A few weeks ago, I announced that I would be semi-retiring at the end of the year.
The countdown is well and truly on and I have less than six weeks of full time employment left. Trying not to check out has been a bit challenging, but I am powering through.
Recently, I had a discussion with my immediate supervisor about doing contract work in 2021. As mentioned in my previous post, this is the main method I intend to earn a semi-retired income from. The way contracting is set up in my particular government department comes with a lot of flexibility, which is precisely why I am interested in it.
I explained to my boss a few of the conditions I had for the work I was looking for, including 100% remote work from home and that I didn’t want to be manage anyone. He explained to me the particular project his boss (my “big” boss) had in mind for me.
As soon as he started to explain it, I knew I was not interested.

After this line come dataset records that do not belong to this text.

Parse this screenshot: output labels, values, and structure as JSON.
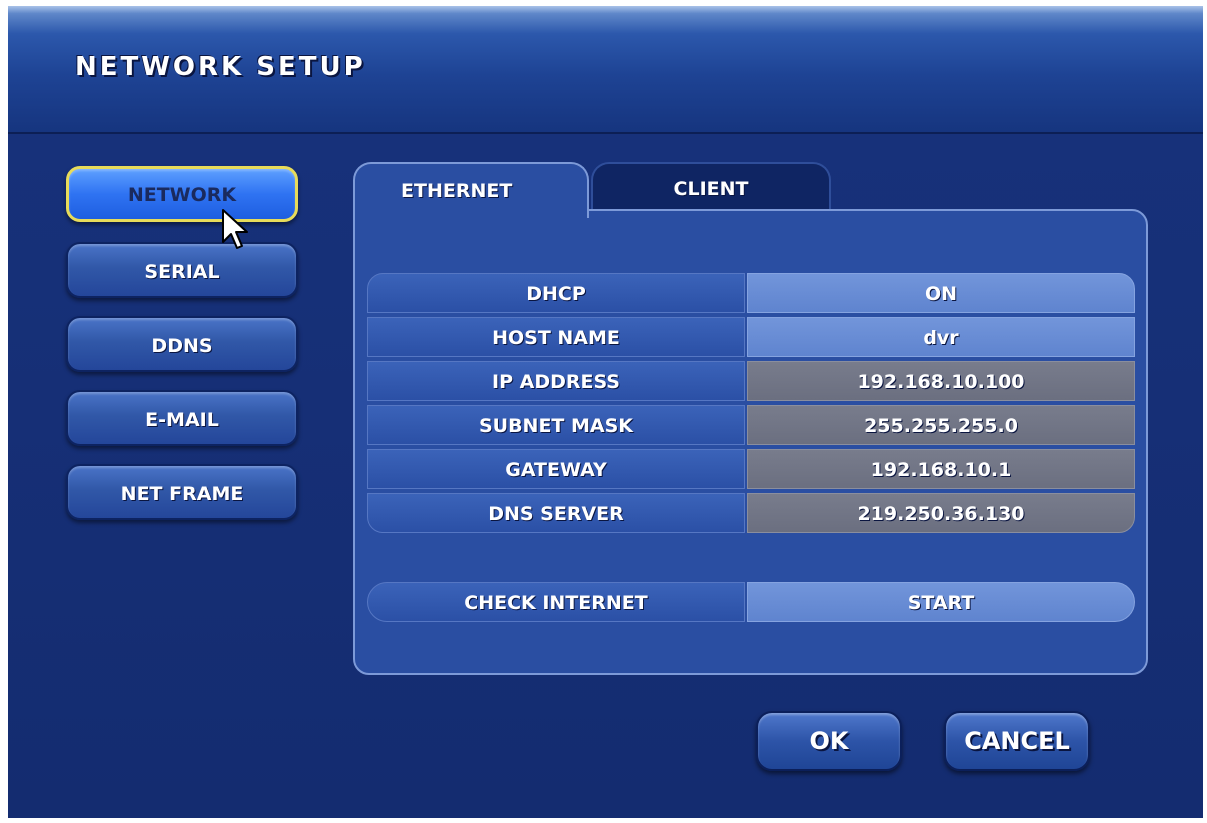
{
  "window": {
    "title": "NETWORK SETUP"
  },
  "sidebar": {
    "items": [
      {
        "label": "NETWORK",
        "active": true
      },
      {
        "label": "SERIAL",
        "active": false
      },
      {
        "label": "DDNS",
        "active": false
      },
      {
        "label": "E-MAIL",
        "active": false
      },
      {
        "label": "NET FRAME",
        "active": false
      }
    ]
  },
  "tabs": [
    {
      "label": "ETHERNET",
      "active": true
    },
    {
      "label": "CLIENT",
      "active": false
    }
  ],
  "settings": {
    "rows": [
      {
        "label": "DHCP",
        "value": "ON",
        "editable": true
      },
      {
        "label": "HOST NAME",
        "value": "dvr",
        "editable": true
      },
      {
        "label": "IP ADDRESS",
        "value": "192.168.10.100",
        "editable": false
      },
      {
        "label": "SUBNET MASK",
        "value": "255.255.255.0",
        "editable": false
      },
      {
        "label": "GATEWAY",
        "value": "192.168.10.1",
        "editable": false
      },
      {
        "label": "DNS SERVER",
        "value": "219.250.36.130",
        "editable": false
      }
    ]
  },
  "check_internet": {
    "label": "CHECK INTERNET",
    "button": "START"
  },
  "actions": {
    "ok": "OK",
    "cancel": "CANCEL"
  },
  "colors": {
    "background": "#17327c",
    "active_highlight": "#e8dc5a",
    "editable_cell": "#6b8ed5",
    "readonly_cell": "#737787"
  },
  "icons": {
    "cursor": "mouse-pointer-icon"
  }
}
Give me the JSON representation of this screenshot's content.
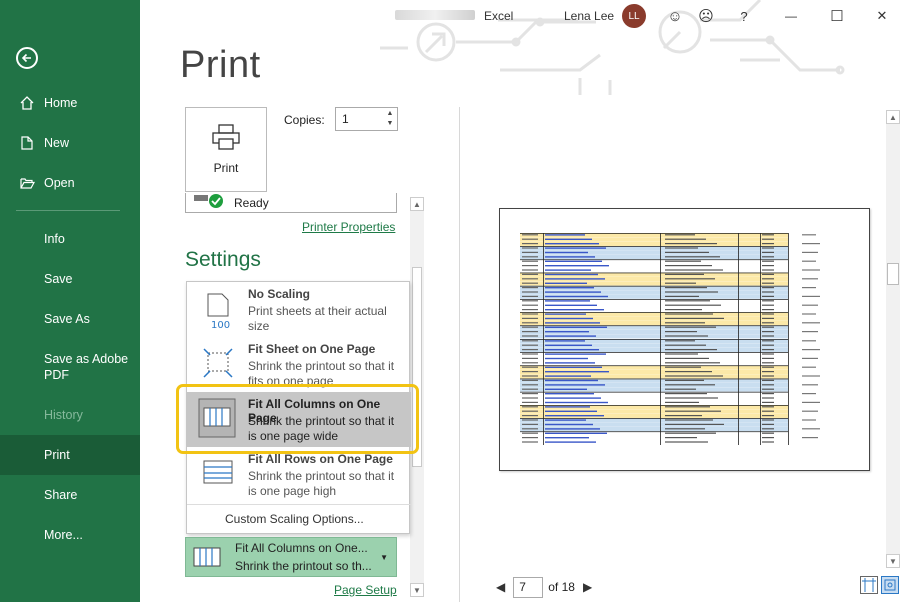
{
  "app": {
    "name": "Excel",
    "user_name": "Lena Lee",
    "user_initials": "LL"
  },
  "window_controls": {
    "smile": "☺",
    "frown": "☹",
    "help": "?",
    "minimize": "—",
    "maximize": "☐",
    "close": "✕"
  },
  "sidebar": {
    "items": [
      {
        "label": "Home",
        "icon": "home-icon"
      },
      {
        "label": "New",
        "icon": "new-file-icon"
      },
      {
        "label": "Open",
        "icon": "folder-open-icon"
      },
      {
        "label": "Info"
      },
      {
        "label": "Save"
      },
      {
        "label": "Save As"
      },
      {
        "label": "Save as Adobe PDF"
      },
      {
        "label": "History",
        "disabled": true
      },
      {
        "label": "Print",
        "active": true
      },
      {
        "label": "Share"
      },
      {
        "label": "More..."
      }
    ]
  },
  "print": {
    "title": "Print",
    "print_button": "Print",
    "copies_label": "Copies:",
    "copies_value": "1",
    "printer_status": "Ready",
    "printer_properties": "Printer Properties",
    "settings_title": "Settings",
    "page_setup": "Page Setup"
  },
  "scaling_menu": {
    "options": [
      {
        "title": "No Scaling",
        "desc": "Print sheets at their actual size",
        "icon_badge": "100"
      },
      {
        "title": "Fit Sheet on One Page",
        "desc": "Shrink the printout so that it fits on one page"
      },
      {
        "title": "Fit All Columns on One Page",
        "desc": "Shrink the printout so that it is one page wide",
        "highlighted": true
      },
      {
        "title": "Fit All Rows on One Page",
        "desc": "Shrink the printout so that it is one page high"
      }
    ],
    "custom": "Custom Scaling Options..."
  },
  "scaling_selected": {
    "line1": "Fit All Columns on One...",
    "line2": "Shrink the printout so th..."
  },
  "preview": {
    "current_page": "7",
    "of_label": "of 18"
  },
  "colors": {
    "accent": "#217346",
    "highlight_ring": "#f2c313",
    "selected_fill": "#9bd1ae"
  }
}
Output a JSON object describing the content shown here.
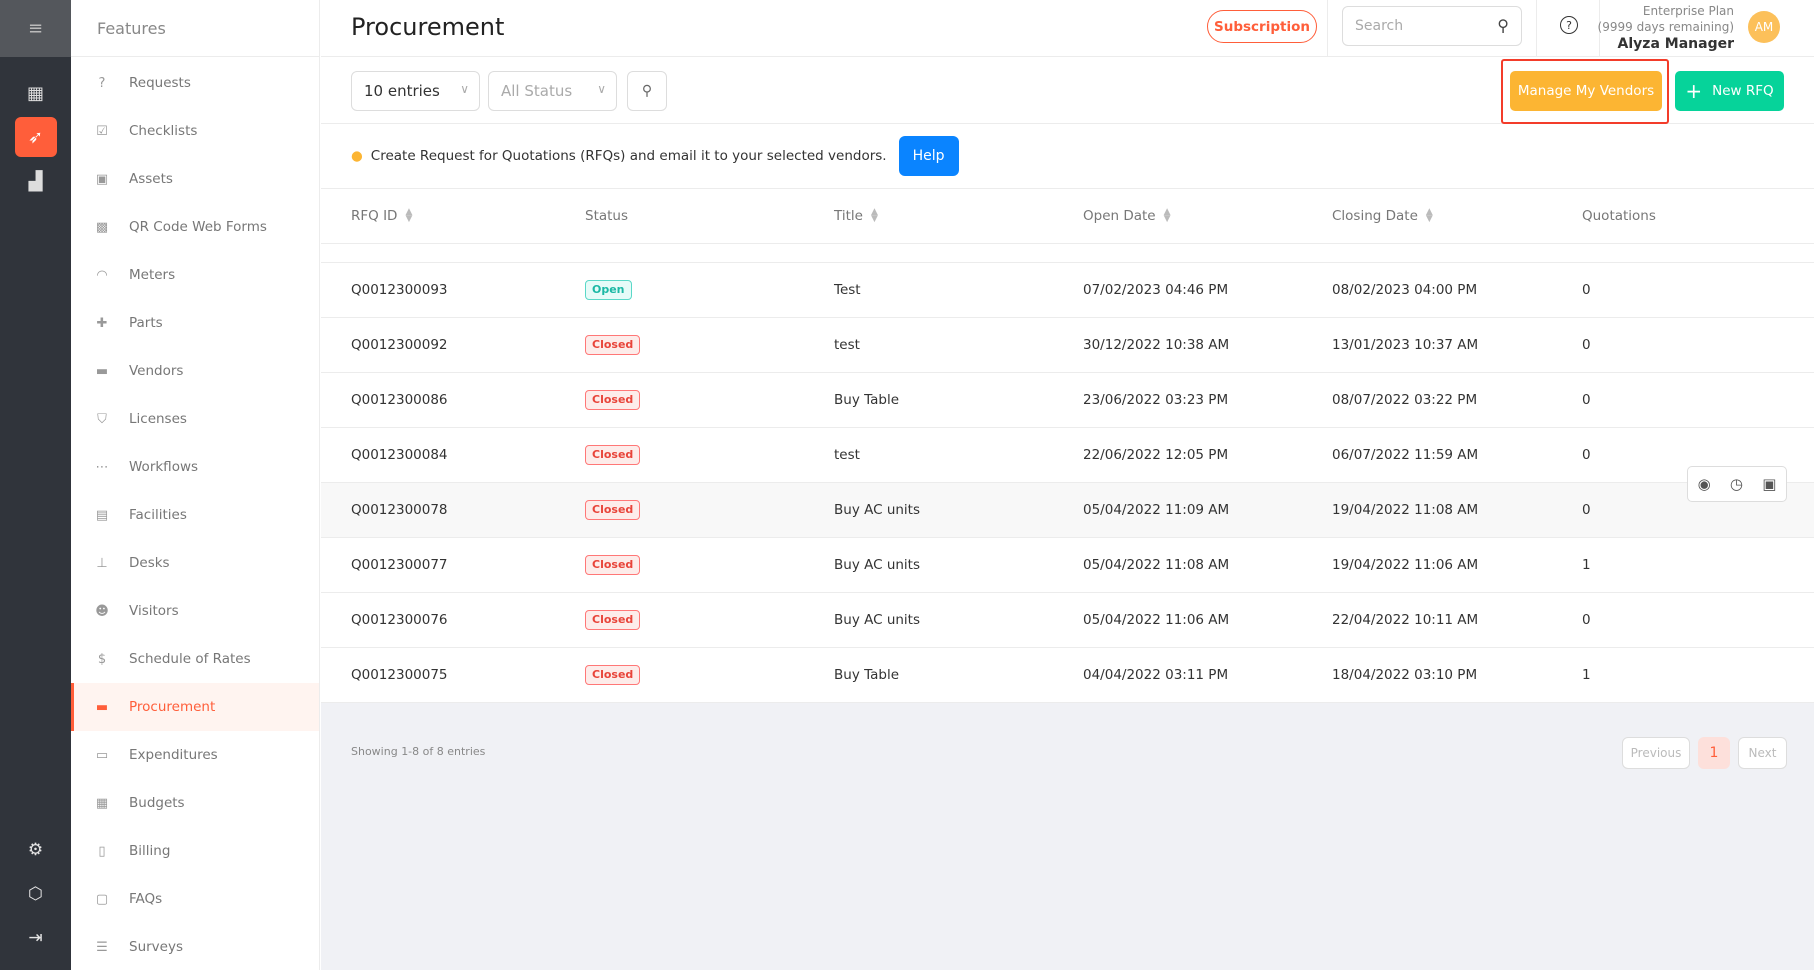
{
  "rail": {
    "items": [
      {
        "icon": "dashboard-icon",
        "glyph": "▦"
      },
      {
        "icon": "procurement-rocket-icon",
        "glyph": "➶",
        "active": true
      },
      {
        "icon": "reports-icon",
        "glyph": "▟"
      }
    ],
    "bottom": [
      {
        "icon": "settings-icon",
        "glyph": "⚙"
      },
      {
        "icon": "package-icon",
        "glyph": "⬡"
      },
      {
        "icon": "logout-icon",
        "glyph": "⇥"
      }
    ]
  },
  "features": {
    "title": "Features",
    "items": [
      {
        "label": "Requests",
        "glyph": "?"
      },
      {
        "label": "Checklists",
        "glyph": "☑"
      },
      {
        "label": "Assets",
        "glyph": "▣"
      },
      {
        "label": "QR Code Web Forms",
        "glyph": "▩"
      },
      {
        "label": "Meters",
        "glyph": "◠"
      },
      {
        "label": "Parts",
        "glyph": "✚"
      },
      {
        "label": "Vendors",
        "glyph": "▬"
      },
      {
        "label": "Licenses",
        "glyph": "⛉"
      },
      {
        "label": "Workflows",
        "glyph": "⋯"
      },
      {
        "label": "Facilities",
        "glyph": "▤"
      },
      {
        "label": "Desks",
        "glyph": "⊥"
      },
      {
        "label": "Visitors",
        "glyph": "☻"
      },
      {
        "label": "Schedule of Rates",
        "glyph": "$"
      },
      {
        "label": "Procurement",
        "glyph": "▬",
        "active": true
      },
      {
        "label": "Expenditures",
        "glyph": "▭"
      },
      {
        "label": "Budgets",
        "glyph": "▦"
      },
      {
        "label": "Billing",
        "glyph": "▯"
      },
      {
        "label": "FAQs",
        "glyph": "▢"
      },
      {
        "label": "Surveys",
        "glyph": "☰"
      }
    ]
  },
  "header": {
    "title": "Procurement",
    "subscription": "Subscription",
    "search_placeholder": "Search",
    "plan": "Enterprise Plan",
    "plan_remaining": "(9999 days remaining)",
    "user": "Alyza Manager",
    "avatar": "AM"
  },
  "toolbar": {
    "entries": "10 entries",
    "status": "All Status",
    "manage_vendors": "Manage My Vendors",
    "new_rfq": "New RFQ"
  },
  "info": {
    "text": "Create Request for Quotations (RFQs) and email it to your selected vendors.",
    "help": "Help"
  },
  "table": {
    "columns": [
      {
        "label": "RFQ ID",
        "sortable": true
      },
      {
        "label": "Status",
        "sortable": false
      },
      {
        "label": "Title",
        "sortable": true
      },
      {
        "label": "Open Date",
        "sortable": true
      },
      {
        "label": "Closing Date",
        "sortable": true
      },
      {
        "label": "Quotations",
        "sortable": false
      }
    ],
    "rows": [
      [
        "Q0012300093",
        "Open",
        "Test",
        "07/02/2023 04:46 PM",
        "08/02/2023 04:00 PM",
        "0"
      ],
      [
        "Q0012300092",
        "Closed",
        "test",
        "30/12/2022 10:38 AM",
        "13/01/2023 10:37 AM",
        "0"
      ],
      [
        "Q0012300086",
        "Closed",
        "Buy Table",
        "23/06/2022 03:23 PM",
        "08/07/2022 03:22 PM",
        "0"
      ],
      [
        "Q0012300084",
        "Closed",
        "test",
        "22/06/2022 12:05 PM",
        "06/07/2022 11:59 AM",
        "0"
      ],
      [
        "Q0012300078",
        "Closed",
        "Buy AC units",
        "05/04/2022 11:09 AM",
        "19/04/2022 11:08 AM",
        "0"
      ],
      [
        "Q0012300077",
        "Closed",
        "Buy AC units",
        "05/04/2022 11:08 AM",
        "19/04/2022 11:06 AM",
        "1"
      ],
      [
        "Q0012300076",
        "Closed",
        "Buy AC units",
        "05/04/2022 11:06 AM",
        "22/04/2022 10:11 AM",
        "0"
      ],
      [
        "Q0012300075",
        "Closed",
        "Buy Table",
        "04/04/2022 03:11 PM",
        "18/04/2022 03:10 PM",
        "1"
      ]
    ],
    "hover_row": 4,
    "row_actions": [
      {
        "icon": "view-eye-icon",
        "glyph": "◉"
      },
      {
        "icon": "history-icon",
        "glyph": "◷"
      },
      {
        "icon": "wallet-icon",
        "glyph": "▣"
      }
    ]
  },
  "footer": {
    "showing": "Showing 1-8 of 8 entries",
    "previous": "Previous",
    "current_page": "1",
    "next": "Next"
  },
  "colors": {
    "accent": "#ff5e3a",
    "vendors": "#fcb533",
    "new_rfq": "#06d39a",
    "help": "#0a84ff"
  }
}
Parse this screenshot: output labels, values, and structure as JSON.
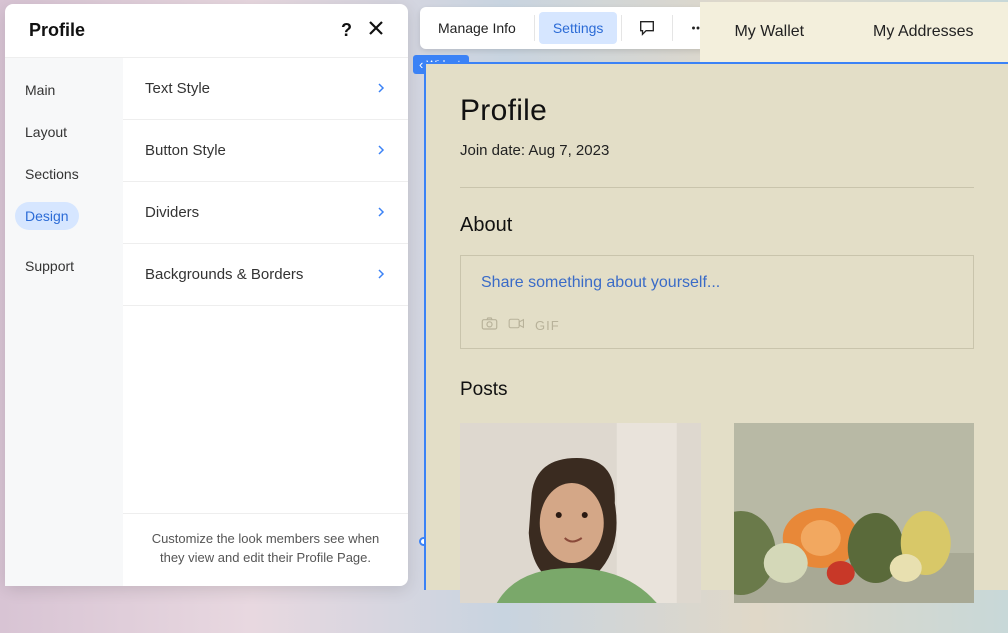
{
  "panel": {
    "title": "Profile",
    "nav": {
      "items": [
        {
          "label": "Main",
          "id": "main"
        },
        {
          "label": "Layout",
          "id": "layout"
        },
        {
          "label": "Sections",
          "id": "sections"
        },
        {
          "label": "Design",
          "id": "design"
        },
        {
          "label": "Support",
          "id": "support"
        }
      ],
      "active": "design"
    },
    "design_items": [
      {
        "label": "Text Style"
      },
      {
        "label": "Button Style"
      },
      {
        "label": "Dividers"
      },
      {
        "label": "Backgrounds & Borders"
      }
    ],
    "footer": "Customize the look members see when they view and edit their Profile Page."
  },
  "toolbar": {
    "manage_info": "Manage Info",
    "settings": "Settings"
  },
  "tabs": {
    "wallet": "My Wallet",
    "addresses": "My Addresses"
  },
  "widget_tag": "Widget",
  "preview": {
    "title": "Profile",
    "join_label": "Join date: Aug 7, 2023",
    "about_heading": "About",
    "about_placeholder": "Share something about yourself...",
    "gif_label": "GIF",
    "posts_heading": "Posts"
  }
}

It was an ICT project, which is not an area of my expertise and if you know anything about government and IT, these things are never on budget or on time. It would involve attendance at a lot of workshops (65 in an eighteen month period), the majority of which would likely have to be in person. This was not something I wanted to do at all. Were I still a full time employee, I’d have to suck it up and do it, but as a contractor, I could just say no and not take on that particular contract.
But I didn’t.
I told him I’d give it some thought, which I did. Later that day when Poopsie got home, I lamented that I felt like I had to say yes.
Wait a second! I didn’t have to say yes at all. I did not need the money (immediately), having sizeable backups that could see me without paid employment for many years and still be okay. The entire point of me moving into this semi-retired life was so that I didn’t have to do things that I had no interest in.
It seemed that I was a lot more indoctrinated into this full-time working lifestyle than I originally thought. I was indoctrinated into sighing and saying yes to my boss because that’s just what I had to do as a full-time, salaried employee. I actually felt guilty for wanting to say no.
Thankfully, I realised this pretty quickly but I wanted to post about this struggle on the blog. It really took me by surprise. I expected myself to be somewhat cavalier when it came to turning down boring, in my view pointless and unfulfilling work. I was surprised that my automatic response was “yes” even though that isn’t the response I wanted to give.
We spend a large portion of our lives working. I am only 32 but I have spent about 45% of my life working. That number only increases as we age. That’s a lot of behaviours and habits to let go of. Perhaps I was naive to think it would be easy and even automatic.
It seems I am going to have to get used to having flexibility and freedom. I’m going to have to consciously lean into that otherwise, before I know it, I’ll find myself over committed and over extended. Just as I will have to teach myself to be okay with saving less money, I will also need to teach myself to say a resounding “no” when something doesn’t suit me.
Do you think you’re indoctrinated in the ways of full time work? How will you break free from them when you eventually retire? Share in the comments section below!
Great post, and good choice. I had this same experience, during a time of freelance consulting, during a time of similar economic uncertainty.
As you say, it is just very tempting to say ‘yes’ in the hope of different work, building or maintaining relationships etc, isn’t it? Ultimately I always try to think when I say yes to task ‘will I mind doing this 5, 10 or 20 times, or being asked to do it in five years?’
If the answer is no, it’s a warning sign to at least be cautious and deliberate about the limited number of ‘yesses’ we get in life! 🙂
The struggle is real.
Now I’ve decided to go to Antarctica in a couple of years, I’ve decided to do a few days’ work here and there to save up some of the money I’ll need. (It’s NOT a cheap trip.)